§ Task objective: Once the line containing "Extract the structured" is found in the listing below, return it and each line after it through the last, exactly as given.
---- Material provided
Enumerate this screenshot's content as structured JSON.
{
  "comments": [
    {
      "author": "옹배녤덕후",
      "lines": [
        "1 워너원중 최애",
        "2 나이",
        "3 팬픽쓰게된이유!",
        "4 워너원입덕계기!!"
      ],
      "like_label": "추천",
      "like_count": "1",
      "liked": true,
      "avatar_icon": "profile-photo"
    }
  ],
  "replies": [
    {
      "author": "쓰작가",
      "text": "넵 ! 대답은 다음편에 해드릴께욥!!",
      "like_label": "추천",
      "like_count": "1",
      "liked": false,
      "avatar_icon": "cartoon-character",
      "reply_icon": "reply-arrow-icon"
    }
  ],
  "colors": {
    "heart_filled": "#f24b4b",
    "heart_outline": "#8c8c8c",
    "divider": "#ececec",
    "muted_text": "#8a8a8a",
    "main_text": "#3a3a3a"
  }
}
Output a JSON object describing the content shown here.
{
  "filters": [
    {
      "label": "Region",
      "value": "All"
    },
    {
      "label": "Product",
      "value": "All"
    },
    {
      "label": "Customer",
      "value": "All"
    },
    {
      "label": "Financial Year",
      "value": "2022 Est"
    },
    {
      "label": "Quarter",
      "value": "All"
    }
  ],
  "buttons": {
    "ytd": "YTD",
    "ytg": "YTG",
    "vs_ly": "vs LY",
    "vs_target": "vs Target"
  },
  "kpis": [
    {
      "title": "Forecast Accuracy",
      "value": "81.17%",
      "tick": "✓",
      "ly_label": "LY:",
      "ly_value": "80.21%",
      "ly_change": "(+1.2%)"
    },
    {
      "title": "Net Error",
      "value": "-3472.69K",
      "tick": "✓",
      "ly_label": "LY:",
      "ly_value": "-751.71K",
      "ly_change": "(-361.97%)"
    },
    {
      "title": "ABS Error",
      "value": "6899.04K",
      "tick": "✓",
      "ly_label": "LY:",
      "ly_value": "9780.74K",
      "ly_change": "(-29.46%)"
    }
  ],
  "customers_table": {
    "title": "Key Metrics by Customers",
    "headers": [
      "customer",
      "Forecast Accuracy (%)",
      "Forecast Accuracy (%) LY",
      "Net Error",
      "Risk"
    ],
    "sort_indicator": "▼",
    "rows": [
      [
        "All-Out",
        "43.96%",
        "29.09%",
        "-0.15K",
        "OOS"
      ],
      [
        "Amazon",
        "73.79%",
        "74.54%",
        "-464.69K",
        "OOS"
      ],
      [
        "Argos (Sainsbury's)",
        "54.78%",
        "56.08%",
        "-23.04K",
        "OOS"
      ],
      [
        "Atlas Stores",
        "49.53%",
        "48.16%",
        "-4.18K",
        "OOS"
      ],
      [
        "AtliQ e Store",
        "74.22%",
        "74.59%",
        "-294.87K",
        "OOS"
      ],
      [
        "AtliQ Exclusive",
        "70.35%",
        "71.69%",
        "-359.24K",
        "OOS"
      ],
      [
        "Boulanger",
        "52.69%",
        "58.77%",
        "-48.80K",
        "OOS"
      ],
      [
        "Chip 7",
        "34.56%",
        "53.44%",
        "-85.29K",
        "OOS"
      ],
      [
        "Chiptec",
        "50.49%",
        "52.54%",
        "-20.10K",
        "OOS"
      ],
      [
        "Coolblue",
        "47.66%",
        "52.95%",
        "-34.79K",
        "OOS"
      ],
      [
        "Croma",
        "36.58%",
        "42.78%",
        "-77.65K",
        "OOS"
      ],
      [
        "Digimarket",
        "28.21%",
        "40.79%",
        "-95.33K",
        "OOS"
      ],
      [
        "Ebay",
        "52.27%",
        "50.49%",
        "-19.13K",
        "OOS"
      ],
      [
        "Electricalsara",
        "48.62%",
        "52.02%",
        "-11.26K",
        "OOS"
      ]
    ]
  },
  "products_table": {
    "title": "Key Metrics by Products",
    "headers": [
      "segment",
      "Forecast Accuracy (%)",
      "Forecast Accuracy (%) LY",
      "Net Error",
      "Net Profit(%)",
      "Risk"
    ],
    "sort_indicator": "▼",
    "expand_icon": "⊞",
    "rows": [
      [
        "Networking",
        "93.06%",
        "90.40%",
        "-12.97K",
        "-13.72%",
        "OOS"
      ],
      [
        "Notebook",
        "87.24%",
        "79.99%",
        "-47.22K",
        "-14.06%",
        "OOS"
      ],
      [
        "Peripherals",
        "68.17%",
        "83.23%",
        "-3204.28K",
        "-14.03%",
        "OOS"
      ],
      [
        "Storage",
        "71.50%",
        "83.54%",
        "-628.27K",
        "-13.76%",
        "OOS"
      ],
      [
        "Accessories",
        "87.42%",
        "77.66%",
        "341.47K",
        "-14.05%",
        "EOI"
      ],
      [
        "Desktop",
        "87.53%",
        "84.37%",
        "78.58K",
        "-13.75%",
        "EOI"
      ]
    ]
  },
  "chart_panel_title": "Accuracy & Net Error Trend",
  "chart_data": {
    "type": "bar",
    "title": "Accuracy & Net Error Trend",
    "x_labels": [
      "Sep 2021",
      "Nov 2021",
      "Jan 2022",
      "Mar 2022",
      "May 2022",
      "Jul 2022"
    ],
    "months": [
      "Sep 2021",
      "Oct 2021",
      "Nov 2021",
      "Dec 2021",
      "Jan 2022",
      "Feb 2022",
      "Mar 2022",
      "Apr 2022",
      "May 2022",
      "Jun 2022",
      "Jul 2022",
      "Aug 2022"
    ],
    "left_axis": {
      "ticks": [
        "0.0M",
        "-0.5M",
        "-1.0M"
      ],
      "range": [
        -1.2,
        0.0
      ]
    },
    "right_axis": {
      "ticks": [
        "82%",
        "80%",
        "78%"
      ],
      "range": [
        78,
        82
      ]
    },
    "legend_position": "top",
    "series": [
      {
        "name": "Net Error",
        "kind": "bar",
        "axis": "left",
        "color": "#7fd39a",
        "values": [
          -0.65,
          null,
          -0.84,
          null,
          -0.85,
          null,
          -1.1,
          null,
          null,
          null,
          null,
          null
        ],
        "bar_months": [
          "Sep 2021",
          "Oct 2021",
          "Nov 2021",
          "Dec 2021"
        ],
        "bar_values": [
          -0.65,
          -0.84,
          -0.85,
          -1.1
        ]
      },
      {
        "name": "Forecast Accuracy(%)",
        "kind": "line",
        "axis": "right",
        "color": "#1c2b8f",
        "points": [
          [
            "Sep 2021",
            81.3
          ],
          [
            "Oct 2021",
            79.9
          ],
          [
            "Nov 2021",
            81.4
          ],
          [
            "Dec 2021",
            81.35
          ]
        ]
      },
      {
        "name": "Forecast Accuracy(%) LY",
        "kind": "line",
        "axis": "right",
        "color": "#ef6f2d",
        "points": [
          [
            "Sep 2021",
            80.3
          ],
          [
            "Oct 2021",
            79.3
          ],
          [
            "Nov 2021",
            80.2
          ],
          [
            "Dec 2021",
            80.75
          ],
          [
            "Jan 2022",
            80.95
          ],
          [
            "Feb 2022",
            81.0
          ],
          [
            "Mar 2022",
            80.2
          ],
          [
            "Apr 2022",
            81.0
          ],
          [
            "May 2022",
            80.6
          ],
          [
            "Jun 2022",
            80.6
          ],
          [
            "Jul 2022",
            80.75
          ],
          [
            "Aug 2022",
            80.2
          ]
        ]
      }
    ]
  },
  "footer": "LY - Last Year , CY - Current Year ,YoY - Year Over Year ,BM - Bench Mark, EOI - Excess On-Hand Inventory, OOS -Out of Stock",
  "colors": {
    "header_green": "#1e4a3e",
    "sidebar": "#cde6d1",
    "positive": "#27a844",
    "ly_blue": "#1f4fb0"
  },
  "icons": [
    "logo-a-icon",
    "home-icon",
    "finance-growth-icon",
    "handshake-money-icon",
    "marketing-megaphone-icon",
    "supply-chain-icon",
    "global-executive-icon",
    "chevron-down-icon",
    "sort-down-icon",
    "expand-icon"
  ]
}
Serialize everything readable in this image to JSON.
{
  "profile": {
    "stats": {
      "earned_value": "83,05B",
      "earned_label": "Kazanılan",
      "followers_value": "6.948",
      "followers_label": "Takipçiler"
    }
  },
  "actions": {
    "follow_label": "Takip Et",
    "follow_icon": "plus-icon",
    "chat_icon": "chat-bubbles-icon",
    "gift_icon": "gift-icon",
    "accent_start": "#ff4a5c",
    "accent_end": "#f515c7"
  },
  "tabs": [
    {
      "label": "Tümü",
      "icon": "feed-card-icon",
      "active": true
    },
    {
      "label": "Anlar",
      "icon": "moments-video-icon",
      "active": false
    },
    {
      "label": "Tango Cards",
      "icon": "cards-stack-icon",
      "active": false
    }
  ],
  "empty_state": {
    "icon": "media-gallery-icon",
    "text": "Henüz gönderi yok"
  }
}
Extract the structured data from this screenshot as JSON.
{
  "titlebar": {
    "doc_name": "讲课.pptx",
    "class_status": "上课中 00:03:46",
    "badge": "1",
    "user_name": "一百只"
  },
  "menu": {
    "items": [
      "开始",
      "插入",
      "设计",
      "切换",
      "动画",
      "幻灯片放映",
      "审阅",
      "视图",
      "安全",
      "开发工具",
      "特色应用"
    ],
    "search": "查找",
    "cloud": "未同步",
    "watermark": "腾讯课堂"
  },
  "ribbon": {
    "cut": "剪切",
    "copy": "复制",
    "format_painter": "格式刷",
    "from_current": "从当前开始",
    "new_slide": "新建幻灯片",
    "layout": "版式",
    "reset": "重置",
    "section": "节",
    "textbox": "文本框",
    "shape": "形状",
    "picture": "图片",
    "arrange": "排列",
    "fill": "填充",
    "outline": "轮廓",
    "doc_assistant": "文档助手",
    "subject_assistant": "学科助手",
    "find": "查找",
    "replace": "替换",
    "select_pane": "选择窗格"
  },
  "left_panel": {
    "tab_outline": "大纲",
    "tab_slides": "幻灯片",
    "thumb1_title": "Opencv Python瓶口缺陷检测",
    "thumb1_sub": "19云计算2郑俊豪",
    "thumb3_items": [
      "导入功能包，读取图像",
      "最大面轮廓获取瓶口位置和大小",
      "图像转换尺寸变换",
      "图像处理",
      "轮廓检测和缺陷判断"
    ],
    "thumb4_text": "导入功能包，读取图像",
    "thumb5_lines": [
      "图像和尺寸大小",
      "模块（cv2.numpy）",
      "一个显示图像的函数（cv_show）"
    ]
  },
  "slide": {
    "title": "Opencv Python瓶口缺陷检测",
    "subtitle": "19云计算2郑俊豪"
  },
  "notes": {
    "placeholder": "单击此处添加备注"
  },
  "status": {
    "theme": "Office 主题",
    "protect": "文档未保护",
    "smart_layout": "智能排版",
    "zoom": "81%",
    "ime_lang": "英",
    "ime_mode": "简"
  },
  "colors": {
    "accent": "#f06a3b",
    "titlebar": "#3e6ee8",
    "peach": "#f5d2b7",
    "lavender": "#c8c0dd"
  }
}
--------
§ Answer box:
Extract the structured data from this screenshot as JSON.
{
  "titlebar": {
    "doc_name": "讲课.pptx",
    "class_status": "上课中 00:03:46",
    "badge": "1",
    "user_name": "一百只"
  },
  "menu": {
    "items": [
      "开始",
      "插入",
      "设计",
      "切换",
      "动画",
      "幻灯片放映",
      "审阅",
      "视图",
      "安全",
      "开发工具",
      "特色应用"
    ],
    "search": "查找",
    "cloud": "未同步",
    "watermark": "腾讯课堂"
  },
  "ribbon": {
    "cut": "剪切",
    "copy": "复制",
    "format_painter": "格式刷",
    "from_current": "从当前开始",
    "new_slide": "新建幻灯片",
    "layout": "版式",
    "reset": "重置",
    "section": "节",
    "textbox": "文本框",
    "shape": "形状",
    "picture": "图片",
    "arrange": "排列",
    "fill": "填充",
    "outline": "轮廓",
    "doc_assistant": "文档助手",
    "subject_assistant": "学科助手",
    "find": "查找",
    "replace": "替换",
    "select_pane": "选择窗格"
  },
  "left_panel": {
    "tab_outline": "大纲",
    "tab_slides": "幻灯片",
    "thumb1_title": "Opencv Python瓶口缺陷检测",
    "thumb1_sub": "19云计算2郑俊豪",
    "thumb3_items": [
      "导入功能包，读取图像",
      "最大面轮廓获取瓶口位置和大小",
      "图像转换尺寸变换",
      "图像处理",
      "轮廓检测和缺陷判断"
    ],
    "thumb4_text": "导入功能包，读取图像",
    "thumb5_lines": [
      "图像和尺寸大小",
      "模块（cv2.numpy）",
      "一个显示图像的函数（cv_show）"
    ]
  },
  "slide": {
    "title": "Opencv Python瓶口缺陷检测",
    "subtitle": "19云计算2郑俊豪"
  },
  "notes": {
    "placeholder": "单击此处添加备注"
  },
  "status": {
    "theme": "Office 主题",
    "protect": "文档未保护",
    "smart_layout": "智能排版",
    "zoom": "81%",
    "ime_lang": "英",
    "ime_mode": "简"
  },
  "colors": {
    "accent": "#f06a3b",
    "titlebar": "#3e6ee8",
    "peach": "#f5d2b7",
    "lavender": "#c8c0dd"
  }
}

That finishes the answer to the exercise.